## WHAT TO DO
Your response should be the complete set of records, reproduced exactly.

## Recorded data
--------------------------------
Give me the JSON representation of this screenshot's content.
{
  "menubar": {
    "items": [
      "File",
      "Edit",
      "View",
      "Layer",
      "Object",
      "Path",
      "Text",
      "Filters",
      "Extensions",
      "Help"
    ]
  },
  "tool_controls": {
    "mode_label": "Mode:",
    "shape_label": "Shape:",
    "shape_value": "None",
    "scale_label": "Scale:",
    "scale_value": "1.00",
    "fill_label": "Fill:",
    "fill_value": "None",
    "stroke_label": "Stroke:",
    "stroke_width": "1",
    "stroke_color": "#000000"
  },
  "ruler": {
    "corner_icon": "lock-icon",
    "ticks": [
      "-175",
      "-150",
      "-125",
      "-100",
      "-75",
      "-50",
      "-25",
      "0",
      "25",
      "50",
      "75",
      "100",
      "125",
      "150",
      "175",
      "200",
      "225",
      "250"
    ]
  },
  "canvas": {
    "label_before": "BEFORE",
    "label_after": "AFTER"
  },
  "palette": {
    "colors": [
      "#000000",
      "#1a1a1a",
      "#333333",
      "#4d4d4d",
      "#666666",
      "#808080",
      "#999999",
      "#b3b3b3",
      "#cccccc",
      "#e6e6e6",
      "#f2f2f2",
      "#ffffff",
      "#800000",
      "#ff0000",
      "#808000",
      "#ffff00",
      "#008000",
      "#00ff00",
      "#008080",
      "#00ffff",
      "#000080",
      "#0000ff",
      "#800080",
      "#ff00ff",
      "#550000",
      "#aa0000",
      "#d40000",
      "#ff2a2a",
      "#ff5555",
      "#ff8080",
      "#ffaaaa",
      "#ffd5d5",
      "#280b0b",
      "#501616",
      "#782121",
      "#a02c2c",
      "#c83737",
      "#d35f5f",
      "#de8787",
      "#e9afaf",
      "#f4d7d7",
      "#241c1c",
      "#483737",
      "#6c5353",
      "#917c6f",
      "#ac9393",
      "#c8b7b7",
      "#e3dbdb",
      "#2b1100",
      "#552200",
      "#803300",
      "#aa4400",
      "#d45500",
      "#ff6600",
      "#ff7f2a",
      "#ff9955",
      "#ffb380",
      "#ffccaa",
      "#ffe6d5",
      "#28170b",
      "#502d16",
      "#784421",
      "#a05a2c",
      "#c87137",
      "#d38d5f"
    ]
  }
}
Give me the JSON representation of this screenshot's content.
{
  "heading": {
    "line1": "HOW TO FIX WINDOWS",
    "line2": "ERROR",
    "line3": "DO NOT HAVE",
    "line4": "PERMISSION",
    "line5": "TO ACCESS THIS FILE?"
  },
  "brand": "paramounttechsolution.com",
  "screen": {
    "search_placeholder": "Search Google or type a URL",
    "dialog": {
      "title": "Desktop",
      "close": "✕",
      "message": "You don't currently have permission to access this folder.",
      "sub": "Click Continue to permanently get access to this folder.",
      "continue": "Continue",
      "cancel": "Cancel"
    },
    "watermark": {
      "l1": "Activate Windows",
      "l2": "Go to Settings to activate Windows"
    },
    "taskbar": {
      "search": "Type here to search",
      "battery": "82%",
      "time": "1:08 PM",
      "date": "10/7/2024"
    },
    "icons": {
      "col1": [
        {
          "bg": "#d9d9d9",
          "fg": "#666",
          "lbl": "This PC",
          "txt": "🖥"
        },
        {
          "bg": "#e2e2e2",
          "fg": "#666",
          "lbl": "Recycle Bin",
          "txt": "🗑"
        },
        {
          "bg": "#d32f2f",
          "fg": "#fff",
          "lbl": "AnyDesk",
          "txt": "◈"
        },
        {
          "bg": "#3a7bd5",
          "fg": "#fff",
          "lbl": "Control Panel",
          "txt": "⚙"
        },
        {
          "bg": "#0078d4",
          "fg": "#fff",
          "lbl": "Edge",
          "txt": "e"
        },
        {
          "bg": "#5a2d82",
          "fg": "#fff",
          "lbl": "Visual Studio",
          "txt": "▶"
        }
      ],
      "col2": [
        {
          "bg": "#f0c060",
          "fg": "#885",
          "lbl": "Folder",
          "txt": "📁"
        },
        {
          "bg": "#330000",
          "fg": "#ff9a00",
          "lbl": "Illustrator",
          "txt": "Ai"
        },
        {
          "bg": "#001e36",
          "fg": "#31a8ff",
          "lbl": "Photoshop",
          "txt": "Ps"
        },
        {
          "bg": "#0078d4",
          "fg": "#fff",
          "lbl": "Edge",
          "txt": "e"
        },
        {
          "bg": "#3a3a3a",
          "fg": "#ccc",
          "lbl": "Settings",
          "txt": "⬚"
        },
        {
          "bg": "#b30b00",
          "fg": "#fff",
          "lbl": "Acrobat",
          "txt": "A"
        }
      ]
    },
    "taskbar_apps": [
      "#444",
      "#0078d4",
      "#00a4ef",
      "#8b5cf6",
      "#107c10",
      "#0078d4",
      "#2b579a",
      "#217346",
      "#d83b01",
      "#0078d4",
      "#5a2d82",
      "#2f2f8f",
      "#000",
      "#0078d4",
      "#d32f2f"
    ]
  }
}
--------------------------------
## TASK ANSWER
Give me the JSON representation of this screenshot's content.
{
  "menubar": {
    "items": [
      "File",
      "Edit",
      "View",
      "Layer",
      "Object",
      "Path",
      "Text",
      "Filters",
      "Extensions",
      "Help"
    ]
  },
  "tool_controls": {
    "mode_label": "Mode:",
    "shape_label": "Shape:",
    "shape_value": "None",
    "scale_label": "Scale:",
    "scale_value": "1.00",
    "fill_label": "Fill:",
    "fill_value": "None",
    "stroke_label": "Stroke:",
    "stroke_width": "1",
    "stroke_color": "#000000"
  },
  "ruler": {
    "corner_icon": "lock-icon",
    "ticks": [
      "-175",
      "-150",
      "-125",
      "-100",
      "-75",
      "-50",
      "-25",
      "0",
      "25",
      "50",
      "75",
      "100",
      "125",
      "150",
      "175",
      "200",
      "225",
      "250"
    ]
  },
  "canvas": {
    "label_before": "BEFORE",
    "label_after": "AFTER"
  },
  "palette": {
    "colors": [
      "#000000",
      "#1a1a1a",
      "#333333",
      "#4d4d4d",
      "#666666",
      "#808080",
      "#999999",
      "#b3b3b3",
      "#cccccc",
      "#e6e6e6",
      "#f2f2f2",
      "#ffffff",
      "#800000",
      "#ff0000",
      "#808000",
      "#ffff00",
      "#008000",
      "#00ff00",
      "#008080",
      "#00ffff",
      "#000080",
      "#0000ff",
      "#800080",
      "#ff00ff",
      "#550000",
      "#aa0000",
      "#d40000",
      "#ff2a2a",
      "#ff5555",
      "#ff8080",
      "#ffaaaa",
      "#ffd5d5",
      "#280b0b",
      "#501616",
      "#782121",
      "#a02c2c",
      "#c83737",
      "#d35f5f",
      "#de8787",
      "#e9afaf",
      "#f4d7d7",
      "#241c1c",
      "#483737",
      "#6c5353",
      "#917c6f",
      "#ac9393",
      "#c8b7b7",
      "#e3dbdb",
      "#2b1100",
      "#552200",
      "#803300",
      "#aa4400",
      "#d45500",
      "#ff6600",
      "#ff7f2a",
      "#ff9955",
      "#ffb380",
      "#ffccaa",
      "#ffe6d5",
      "#28170b",
      "#502d16",
      "#784421",
      "#a05a2c",
      "#c87137",
      "#d38d5f"
    ]
  }
}
Give me the JSON representation of this screenshot's content.
{
  "heading": {
    "line1": "HOW TO FIX WINDOWS",
    "line2": "ERROR",
    "line3": "DO NOT HAVE",
    "line4": "PERMISSION",
    "line5": "TO ACCESS THIS FILE?"
  },
  "brand": "paramounttechsolution.com",
  "screen": {
    "search_placeholder": "Search Google or type a URL",
    "dialog": {
      "title": "Desktop",
      "close": "✕",
      "message": "You don't currently have permission to access this folder.",
      "sub": "Click Continue to permanently get access to this folder.",
      "continue": "Continue",
      "cancel": "Cancel"
    },
    "watermark": {
      "l1": "Activate Windows",
      "l2": "Go to Settings to activate Windows"
    },
    "taskbar": {
      "search": "Type here to search",
      "battery": "82%",
      "time": "1:08 PM",
      "date": "10/7/2024"
    },
    "icons": {
      "col1": [
        {
          "bg": "#d9d9d9",
          "fg": "#666",
          "lbl": "This PC",
          "txt": "🖥"
        },
        {
          "bg": "#e2e2e2",
          "fg": "#666",
          "lbl": "Recycle Bin",
          "txt": "🗑"
        },
        {
          "bg": "#d32f2f",
          "fg": "#fff",
          "lbl": "AnyDesk",
          "txt": "◈"
        },
        {
          "bg": "#3a7bd5",
          "fg": "#fff",
          "lbl": "Control Panel",
          "txt": "⚙"
        },
        {
          "bg": "#0078d4",
          "fg": "#fff",
          "lbl": "Edge",
          "txt": "e"
        },
        {
          "bg": "#5a2d82",
          "fg": "#fff",
          "lbl": "Visual Studio",
          "txt": "▶"
        }
      ],
      "col2": [
        {
          "bg": "#f0c060",
          "fg": "#885",
          "lbl": "Folder",
          "txt": "📁"
        },
        {
          "bg": "#330000",
          "fg": "#ff9a00",
          "lbl": "Illustrator",
          "txt": "Ai"
        },
        {
          "bg": "#001e36",
          "fg": "#31a8ff",
          "lbl": "Photoshop",
          "txt": "Ps"
        },
        {
          "bg": "#0078d4",
          "fg": "#fff",
          "lbl": "Edge",
          "txt": "e"
        },
        {
          "bg": "#3a3a3a",
          "fg": "#ccc",
          "lbl": "Settings",
          "txt": "⬚"
        },
        {
          "bg": "#b30b00",
          "fg": "#fff",
          "lbl": "Acrobat",
          "txt": "A"
        }
      ]
    },
    "taskbar_apps": [
      "#444",
      "#0078d4",
      "#00a4ef",
      "#8b5cf6",
      "#107c10",
      "#0078d4",
      "#2b579a",
      "#217346",
      "#d83b01",
      "#0078d4",
      "#5a2d82",
      "#2f2f8f",
      "#000",
      "#0078d4",
      "#d32f2f"
    ]
  }
}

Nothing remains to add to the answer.